When Miami’s heat couldn’t keep Jamie Foxx and Snoop Dogg from donning velvet and paisley at last month’s MTV Video Music Awards, it was clear that peacocks are first in style’s new pecking order. And the neo-dandy look — patterned fabrics, billowy silhouettes, and velvet — isn’t just for the red carpet: Johnny Depp and Heath Ledger flaunt flouncy shirts in The Libertine and Casanova, respectively; Ludacris sports a fedora and channels Austin Powers in his ”Number One Spot” video; and OutKast’s André Benjamin is known as much for his natty ensembles as his music. Meanwhile, top designers will push the trend for fall, most notably Gucci, with velvet jackets, and Armani, with fur-trimmed leather.
”This era is about standing out,” says Heatherette designer Richie Rich (who put Scissor Sisters’ Jake Shears in a rhinestoned vest for Live 8). ”Brad Pitt can wear a flowery Miu Miu shirt and women are thrilled.”
The go-to fop artist is Depp.
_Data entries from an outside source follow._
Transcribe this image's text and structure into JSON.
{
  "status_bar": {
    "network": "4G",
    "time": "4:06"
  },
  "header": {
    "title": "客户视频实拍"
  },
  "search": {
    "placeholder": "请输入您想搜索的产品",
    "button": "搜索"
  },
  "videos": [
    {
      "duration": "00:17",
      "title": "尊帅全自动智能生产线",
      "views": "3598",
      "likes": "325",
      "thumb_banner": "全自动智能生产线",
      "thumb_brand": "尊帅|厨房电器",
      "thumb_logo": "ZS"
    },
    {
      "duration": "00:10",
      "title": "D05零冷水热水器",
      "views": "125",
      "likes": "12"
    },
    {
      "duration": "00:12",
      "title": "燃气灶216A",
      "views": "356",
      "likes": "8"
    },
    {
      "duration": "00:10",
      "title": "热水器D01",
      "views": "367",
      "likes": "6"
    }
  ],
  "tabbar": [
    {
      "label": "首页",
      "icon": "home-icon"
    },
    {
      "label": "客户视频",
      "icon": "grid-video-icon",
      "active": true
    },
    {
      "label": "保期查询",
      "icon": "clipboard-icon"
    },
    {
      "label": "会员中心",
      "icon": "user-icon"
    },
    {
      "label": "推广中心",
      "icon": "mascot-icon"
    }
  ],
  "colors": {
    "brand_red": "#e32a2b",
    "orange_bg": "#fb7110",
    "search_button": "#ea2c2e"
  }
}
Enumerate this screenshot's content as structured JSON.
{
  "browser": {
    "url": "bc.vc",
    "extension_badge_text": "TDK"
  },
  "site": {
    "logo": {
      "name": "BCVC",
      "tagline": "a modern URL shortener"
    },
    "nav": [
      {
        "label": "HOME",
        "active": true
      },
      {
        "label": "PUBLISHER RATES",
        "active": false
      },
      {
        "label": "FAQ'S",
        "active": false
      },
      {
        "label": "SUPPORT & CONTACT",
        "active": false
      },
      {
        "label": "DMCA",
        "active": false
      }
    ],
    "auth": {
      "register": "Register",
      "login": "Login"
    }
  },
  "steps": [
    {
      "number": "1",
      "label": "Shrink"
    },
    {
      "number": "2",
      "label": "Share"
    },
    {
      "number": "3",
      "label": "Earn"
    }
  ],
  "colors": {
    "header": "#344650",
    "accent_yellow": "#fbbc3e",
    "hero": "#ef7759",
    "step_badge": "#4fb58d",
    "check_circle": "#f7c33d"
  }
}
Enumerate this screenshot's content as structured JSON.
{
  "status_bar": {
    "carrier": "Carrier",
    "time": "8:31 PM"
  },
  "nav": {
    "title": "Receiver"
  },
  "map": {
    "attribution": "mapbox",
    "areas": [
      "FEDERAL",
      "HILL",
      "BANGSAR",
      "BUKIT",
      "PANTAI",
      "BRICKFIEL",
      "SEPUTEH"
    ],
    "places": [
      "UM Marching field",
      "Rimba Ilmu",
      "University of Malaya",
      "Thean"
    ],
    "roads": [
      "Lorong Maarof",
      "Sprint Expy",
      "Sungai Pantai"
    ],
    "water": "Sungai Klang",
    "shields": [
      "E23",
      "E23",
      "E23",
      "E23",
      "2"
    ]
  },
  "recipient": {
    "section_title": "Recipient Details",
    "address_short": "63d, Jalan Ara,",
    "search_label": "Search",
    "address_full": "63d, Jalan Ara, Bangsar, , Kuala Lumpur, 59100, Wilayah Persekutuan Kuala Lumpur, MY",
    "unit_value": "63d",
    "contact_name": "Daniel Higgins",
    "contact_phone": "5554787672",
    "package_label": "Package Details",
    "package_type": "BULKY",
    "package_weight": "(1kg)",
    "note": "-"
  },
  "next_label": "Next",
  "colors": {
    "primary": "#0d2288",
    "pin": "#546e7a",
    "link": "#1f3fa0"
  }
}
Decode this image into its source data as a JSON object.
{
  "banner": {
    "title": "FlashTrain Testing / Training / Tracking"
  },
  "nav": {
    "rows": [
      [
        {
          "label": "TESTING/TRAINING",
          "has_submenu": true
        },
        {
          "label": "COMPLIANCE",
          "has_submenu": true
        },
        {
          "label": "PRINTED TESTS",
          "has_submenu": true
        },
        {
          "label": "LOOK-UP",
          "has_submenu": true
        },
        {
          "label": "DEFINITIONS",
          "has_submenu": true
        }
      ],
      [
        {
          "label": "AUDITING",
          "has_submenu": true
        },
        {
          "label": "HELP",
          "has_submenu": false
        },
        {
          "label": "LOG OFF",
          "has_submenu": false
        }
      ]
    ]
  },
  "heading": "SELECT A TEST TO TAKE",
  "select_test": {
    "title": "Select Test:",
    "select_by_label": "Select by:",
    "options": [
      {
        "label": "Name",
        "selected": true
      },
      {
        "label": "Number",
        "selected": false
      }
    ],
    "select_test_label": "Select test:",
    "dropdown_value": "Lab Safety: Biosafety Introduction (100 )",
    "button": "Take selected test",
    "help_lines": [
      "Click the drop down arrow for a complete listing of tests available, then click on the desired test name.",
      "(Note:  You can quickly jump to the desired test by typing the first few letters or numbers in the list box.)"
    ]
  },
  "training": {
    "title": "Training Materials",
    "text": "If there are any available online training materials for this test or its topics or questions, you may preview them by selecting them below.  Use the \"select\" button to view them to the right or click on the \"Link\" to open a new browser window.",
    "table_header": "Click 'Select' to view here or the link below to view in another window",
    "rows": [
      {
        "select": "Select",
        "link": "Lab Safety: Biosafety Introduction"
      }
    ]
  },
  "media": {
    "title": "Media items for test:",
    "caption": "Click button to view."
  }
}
In addition to The Libertine, the actor voices the impeccably dressed Victor Van Dort in Corpse Bride and suited up in a red velvet jacket in Charlie and the Chocolate Factory. Says Andrew Bolton, curator of 2004’s ”Bravehearts: Men in Skirts” exhibit at NYC’s Metropolitan Museum of Art: ”Depp is never afraid to tackle roles that, sartorially speaking, challenge dominant ideals of masculinity,” while his offscreen look is ”associated with the 19th-century French dandy.”
Break it to Depp gently, but flamboyant male fashion is nothing new. ”The heyday of male peacockery was in the 17th century, when men outshone women,” says Bolton. And today’s peacocks are just as keen to preen. Says the Black Eyed Peas’ will.i.am: ”Jay-Z and Diddy are now CEOs saying you don’t have to do the baggies and T-shirts.”